What is one of your favorite lessons to teach? How did you come up with the idea?
One of the more fun lessons I teach is sorting algorithms in my AP Computer Science course. An algorithm in computer science is simply a step-by-step process for solving a problem. In our everyday life, sorting is one that comes up all the time — sorting your phone contacts by name or sorting your search results by relevance. In this lesson, we explore ways to sort data quickly and efficiently.

I usually start with a silly story that then poses the problem of sorting some set of papers or punch cards. I might talk about how programmers once programmed on punch cards, so tasks that are simple to code today took many, many punch cards to code in the past. “Imagine you had a stack of 1,000 punch cards,” I might say to my students. “But then you trip on the steps, and they are everywhere! … Now what?” Students start by brainstorming their own ideas for how to sort them. I then focus on just a few and use students in my class as “lists to sort” to demonstrate each one. Students usually enjoy the interactivity of the lesson.

How do you respond when a student doesn’t understand your lesson?
I will usually try to tackle this in two ways: I’ll use his or her peers to help or arrange personal one-on-one help. My students usually have a table partner with whom they have ample opportunities to work. I usually remind them that no matter the task, their jobs are two-fold. First, make sure they understand the concepts. If not, then their job is to ask questions (of their peers or me). Second, make sure their partners understand the concepts. If they don’t, their job is to explain the concepts to them. If a student is still struggling, I’ll reach out and try to make a plan/time with them to make sure they get caught up.

How do you get to know your students and build relationships with them? What questions do you ask or what actions do you take?
At the start of the year, I ask students about their strengths, weaknesses, needs, interests, and the things about which they are excited or worried. During the year, I periodically ask them to write to me how they are, what’s going well, what’s not going well, and what they need from me. I always enjoy getting to read what they write and responding to each one. It is especially nice to hear from those who are more shy or quiet in class. Otherwise, I just try to meet students with a smile and ask them about what’s happening in their lives each day, or follow up about something they told me some other time.

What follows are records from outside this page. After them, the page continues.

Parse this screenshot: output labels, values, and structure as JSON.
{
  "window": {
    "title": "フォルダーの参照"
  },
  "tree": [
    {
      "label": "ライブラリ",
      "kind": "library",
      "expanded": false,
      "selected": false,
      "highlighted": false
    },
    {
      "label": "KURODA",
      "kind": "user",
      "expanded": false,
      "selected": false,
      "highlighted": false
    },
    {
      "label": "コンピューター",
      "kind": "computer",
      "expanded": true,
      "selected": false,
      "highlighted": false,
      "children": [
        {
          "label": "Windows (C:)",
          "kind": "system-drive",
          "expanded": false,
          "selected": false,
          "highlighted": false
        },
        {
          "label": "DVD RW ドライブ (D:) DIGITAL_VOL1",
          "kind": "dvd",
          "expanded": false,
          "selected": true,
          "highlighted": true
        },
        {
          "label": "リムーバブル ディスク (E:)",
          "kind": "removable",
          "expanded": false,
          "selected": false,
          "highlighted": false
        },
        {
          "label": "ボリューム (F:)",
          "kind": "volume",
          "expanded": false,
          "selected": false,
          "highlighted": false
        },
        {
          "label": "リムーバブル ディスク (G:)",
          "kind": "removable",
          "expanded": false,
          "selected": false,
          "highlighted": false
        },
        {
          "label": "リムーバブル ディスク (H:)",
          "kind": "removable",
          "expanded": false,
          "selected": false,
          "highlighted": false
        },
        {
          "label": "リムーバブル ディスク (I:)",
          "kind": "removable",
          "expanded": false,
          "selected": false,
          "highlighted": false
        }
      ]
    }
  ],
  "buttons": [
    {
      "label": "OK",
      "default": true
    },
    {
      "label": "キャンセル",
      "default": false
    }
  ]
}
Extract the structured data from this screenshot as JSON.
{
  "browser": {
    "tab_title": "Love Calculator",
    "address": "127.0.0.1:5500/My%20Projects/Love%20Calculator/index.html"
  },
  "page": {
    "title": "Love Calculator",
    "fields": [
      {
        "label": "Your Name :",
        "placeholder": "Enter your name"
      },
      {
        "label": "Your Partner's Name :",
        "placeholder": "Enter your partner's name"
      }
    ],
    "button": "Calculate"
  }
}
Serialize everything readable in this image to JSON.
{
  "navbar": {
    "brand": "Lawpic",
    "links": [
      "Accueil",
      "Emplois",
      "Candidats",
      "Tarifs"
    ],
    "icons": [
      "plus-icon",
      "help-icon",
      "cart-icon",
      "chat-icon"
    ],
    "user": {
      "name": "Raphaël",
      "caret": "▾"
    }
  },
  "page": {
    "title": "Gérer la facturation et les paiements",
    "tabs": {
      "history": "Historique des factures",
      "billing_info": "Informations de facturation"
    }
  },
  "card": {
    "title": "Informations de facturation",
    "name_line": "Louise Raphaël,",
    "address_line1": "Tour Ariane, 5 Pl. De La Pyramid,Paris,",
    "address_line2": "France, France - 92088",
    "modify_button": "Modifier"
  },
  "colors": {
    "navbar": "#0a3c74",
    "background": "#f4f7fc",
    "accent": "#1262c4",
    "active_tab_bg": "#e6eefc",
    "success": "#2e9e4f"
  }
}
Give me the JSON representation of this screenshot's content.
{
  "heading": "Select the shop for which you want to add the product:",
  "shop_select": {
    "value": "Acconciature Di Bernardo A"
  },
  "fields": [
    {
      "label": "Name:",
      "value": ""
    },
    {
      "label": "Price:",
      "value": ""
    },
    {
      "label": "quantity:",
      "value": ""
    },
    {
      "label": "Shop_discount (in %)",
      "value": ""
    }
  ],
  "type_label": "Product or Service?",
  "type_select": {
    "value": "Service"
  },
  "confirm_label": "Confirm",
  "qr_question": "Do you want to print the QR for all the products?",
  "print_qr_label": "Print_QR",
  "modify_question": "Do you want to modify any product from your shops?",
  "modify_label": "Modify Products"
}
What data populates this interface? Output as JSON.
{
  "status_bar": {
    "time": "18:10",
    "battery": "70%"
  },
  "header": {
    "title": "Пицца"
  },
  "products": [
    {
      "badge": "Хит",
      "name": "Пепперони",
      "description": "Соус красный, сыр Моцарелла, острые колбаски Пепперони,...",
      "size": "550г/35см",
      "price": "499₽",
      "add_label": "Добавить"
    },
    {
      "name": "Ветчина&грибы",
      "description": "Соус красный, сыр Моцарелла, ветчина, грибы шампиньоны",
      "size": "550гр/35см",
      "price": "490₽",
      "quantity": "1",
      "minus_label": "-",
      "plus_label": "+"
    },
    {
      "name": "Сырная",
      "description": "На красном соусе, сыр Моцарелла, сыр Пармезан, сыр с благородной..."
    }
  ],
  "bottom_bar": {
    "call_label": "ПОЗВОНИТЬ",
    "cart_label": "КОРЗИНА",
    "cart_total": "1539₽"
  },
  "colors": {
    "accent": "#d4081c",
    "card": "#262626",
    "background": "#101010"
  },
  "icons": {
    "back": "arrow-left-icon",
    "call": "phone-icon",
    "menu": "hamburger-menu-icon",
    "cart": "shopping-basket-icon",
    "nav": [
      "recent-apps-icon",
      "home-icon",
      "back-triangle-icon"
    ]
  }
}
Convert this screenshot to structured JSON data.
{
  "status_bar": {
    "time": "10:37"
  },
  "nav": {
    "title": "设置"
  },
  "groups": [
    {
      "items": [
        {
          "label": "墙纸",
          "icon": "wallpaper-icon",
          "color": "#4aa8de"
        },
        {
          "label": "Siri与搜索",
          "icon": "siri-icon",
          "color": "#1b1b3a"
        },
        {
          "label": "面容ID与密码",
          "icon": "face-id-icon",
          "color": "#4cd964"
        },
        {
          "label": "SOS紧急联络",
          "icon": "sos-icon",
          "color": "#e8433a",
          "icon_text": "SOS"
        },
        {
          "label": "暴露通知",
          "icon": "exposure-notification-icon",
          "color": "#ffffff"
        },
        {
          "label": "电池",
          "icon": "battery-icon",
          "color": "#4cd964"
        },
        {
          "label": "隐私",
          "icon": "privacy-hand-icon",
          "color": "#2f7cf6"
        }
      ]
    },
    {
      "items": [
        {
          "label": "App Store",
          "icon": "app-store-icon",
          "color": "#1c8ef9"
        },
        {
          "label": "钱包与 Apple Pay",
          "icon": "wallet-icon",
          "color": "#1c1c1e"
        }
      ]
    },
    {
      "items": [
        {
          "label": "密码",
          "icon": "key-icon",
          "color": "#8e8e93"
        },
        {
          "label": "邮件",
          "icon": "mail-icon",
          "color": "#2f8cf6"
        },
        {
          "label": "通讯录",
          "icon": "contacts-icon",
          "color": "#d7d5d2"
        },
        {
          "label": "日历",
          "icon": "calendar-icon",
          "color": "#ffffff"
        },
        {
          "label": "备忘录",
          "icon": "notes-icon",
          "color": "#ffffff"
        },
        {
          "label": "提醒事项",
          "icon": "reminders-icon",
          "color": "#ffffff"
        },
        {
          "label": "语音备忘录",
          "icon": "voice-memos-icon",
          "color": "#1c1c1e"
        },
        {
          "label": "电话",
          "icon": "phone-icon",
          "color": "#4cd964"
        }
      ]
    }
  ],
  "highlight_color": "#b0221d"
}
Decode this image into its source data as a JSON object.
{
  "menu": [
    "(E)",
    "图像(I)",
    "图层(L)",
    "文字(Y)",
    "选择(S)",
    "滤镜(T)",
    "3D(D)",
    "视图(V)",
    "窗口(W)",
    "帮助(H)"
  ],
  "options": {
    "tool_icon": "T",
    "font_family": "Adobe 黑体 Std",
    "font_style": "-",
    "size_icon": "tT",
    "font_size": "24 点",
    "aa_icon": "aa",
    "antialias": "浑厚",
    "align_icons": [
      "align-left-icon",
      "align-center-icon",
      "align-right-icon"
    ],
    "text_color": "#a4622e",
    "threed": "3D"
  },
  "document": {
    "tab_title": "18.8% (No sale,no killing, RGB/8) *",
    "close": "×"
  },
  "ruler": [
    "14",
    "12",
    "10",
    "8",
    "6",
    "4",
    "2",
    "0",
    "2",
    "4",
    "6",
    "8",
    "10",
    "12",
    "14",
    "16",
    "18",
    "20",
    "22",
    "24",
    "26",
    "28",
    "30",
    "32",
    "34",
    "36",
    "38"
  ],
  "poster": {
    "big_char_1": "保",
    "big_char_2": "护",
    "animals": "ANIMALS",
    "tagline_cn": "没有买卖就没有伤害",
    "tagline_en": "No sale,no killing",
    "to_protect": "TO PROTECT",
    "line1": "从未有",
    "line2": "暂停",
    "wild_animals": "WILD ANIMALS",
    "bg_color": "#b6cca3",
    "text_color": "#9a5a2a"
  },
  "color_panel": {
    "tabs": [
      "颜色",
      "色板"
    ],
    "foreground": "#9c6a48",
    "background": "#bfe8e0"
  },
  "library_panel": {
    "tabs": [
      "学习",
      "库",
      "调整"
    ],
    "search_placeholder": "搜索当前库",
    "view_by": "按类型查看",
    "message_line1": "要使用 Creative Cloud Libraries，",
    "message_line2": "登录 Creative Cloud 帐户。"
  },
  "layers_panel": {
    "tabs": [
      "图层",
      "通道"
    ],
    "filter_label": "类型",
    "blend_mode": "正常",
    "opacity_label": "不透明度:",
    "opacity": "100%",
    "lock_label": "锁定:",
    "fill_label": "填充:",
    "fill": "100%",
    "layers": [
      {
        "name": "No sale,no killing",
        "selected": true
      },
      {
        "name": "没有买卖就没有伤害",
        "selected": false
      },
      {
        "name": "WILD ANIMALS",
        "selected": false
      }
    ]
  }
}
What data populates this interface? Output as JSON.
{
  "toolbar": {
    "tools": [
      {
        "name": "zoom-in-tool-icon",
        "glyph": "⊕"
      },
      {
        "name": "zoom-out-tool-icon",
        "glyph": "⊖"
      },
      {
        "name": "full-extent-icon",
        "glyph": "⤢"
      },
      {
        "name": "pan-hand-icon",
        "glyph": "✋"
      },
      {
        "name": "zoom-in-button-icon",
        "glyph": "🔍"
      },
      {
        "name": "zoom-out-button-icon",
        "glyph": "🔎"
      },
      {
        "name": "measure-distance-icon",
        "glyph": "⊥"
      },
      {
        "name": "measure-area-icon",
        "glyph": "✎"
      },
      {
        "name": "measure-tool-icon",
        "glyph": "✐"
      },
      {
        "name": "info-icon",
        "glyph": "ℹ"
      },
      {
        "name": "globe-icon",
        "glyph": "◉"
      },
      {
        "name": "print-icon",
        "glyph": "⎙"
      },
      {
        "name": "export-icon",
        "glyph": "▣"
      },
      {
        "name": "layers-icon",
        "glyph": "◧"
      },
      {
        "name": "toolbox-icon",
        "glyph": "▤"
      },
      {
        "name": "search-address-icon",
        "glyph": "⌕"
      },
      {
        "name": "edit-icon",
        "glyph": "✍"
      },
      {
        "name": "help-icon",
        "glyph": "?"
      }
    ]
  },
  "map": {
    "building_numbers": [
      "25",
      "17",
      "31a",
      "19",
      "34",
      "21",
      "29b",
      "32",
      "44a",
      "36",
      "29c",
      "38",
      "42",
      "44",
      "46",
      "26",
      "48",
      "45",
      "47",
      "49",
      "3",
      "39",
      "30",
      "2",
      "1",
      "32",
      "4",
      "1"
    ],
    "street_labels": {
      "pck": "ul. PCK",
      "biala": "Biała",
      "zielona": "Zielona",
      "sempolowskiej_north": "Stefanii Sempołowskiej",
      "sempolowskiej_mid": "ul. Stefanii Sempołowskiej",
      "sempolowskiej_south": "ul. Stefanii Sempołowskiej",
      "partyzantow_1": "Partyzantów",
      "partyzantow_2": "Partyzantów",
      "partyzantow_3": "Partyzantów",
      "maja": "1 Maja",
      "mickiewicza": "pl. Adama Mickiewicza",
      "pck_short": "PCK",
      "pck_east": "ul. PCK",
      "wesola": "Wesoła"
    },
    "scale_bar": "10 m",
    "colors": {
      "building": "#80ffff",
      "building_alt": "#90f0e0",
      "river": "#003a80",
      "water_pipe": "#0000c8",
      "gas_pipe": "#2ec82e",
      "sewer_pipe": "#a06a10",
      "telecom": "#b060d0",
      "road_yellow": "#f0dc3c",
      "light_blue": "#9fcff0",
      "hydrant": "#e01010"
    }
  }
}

Tell us about a memorable time — good or bad — when contact with a student’s family changed your perspective or approach.
In my first couple years teaching, I felt the need to be everything to everyone all the time, and I worked countless hours trying to make my lessons as engaging as possible. I had a student who was new to the community at the start of the year, and I made extra effort to make her comfortable. As the year continued, I noticed that she started to change -— her image, her attitude, etc. I had a good relationship with her, but she seemed to withdraw a little bit and I wasn’t really sure how to help her. I gathered that her home life was stressful, so I continued to be kind to her and let her know I was there for her.

I received a surprise phone call that spring that really changed my perspective on the effort I was putting into my job everyday. It was her dad asking me for input on how to help his daughter. “She seems to believe that you can help her with just about anything,” he said in his voicemail. From that moment on, I realized that my efforts to care for my students will never be wasted, and no matter how tired or overwhelmed I feel, care and kindness will always be worth it.

What are you reading for enjoyment?
Currently, I’m working my way through “The Teacher Wars: A History of America’s Most Embattled Profession” by Dana Goldstein. I am only about 10 pages in, but I’m enjoying it so far!

What’s the best advice you ever received?
Take everything one step at a time. I have a tendency to take on a lot at once. I have high expectations for myself, so I can overwhelm myself easily. It is a nice reminder that not everything has to get done NOW. Some of it can wait, and even just doing a little at a time can go a long way.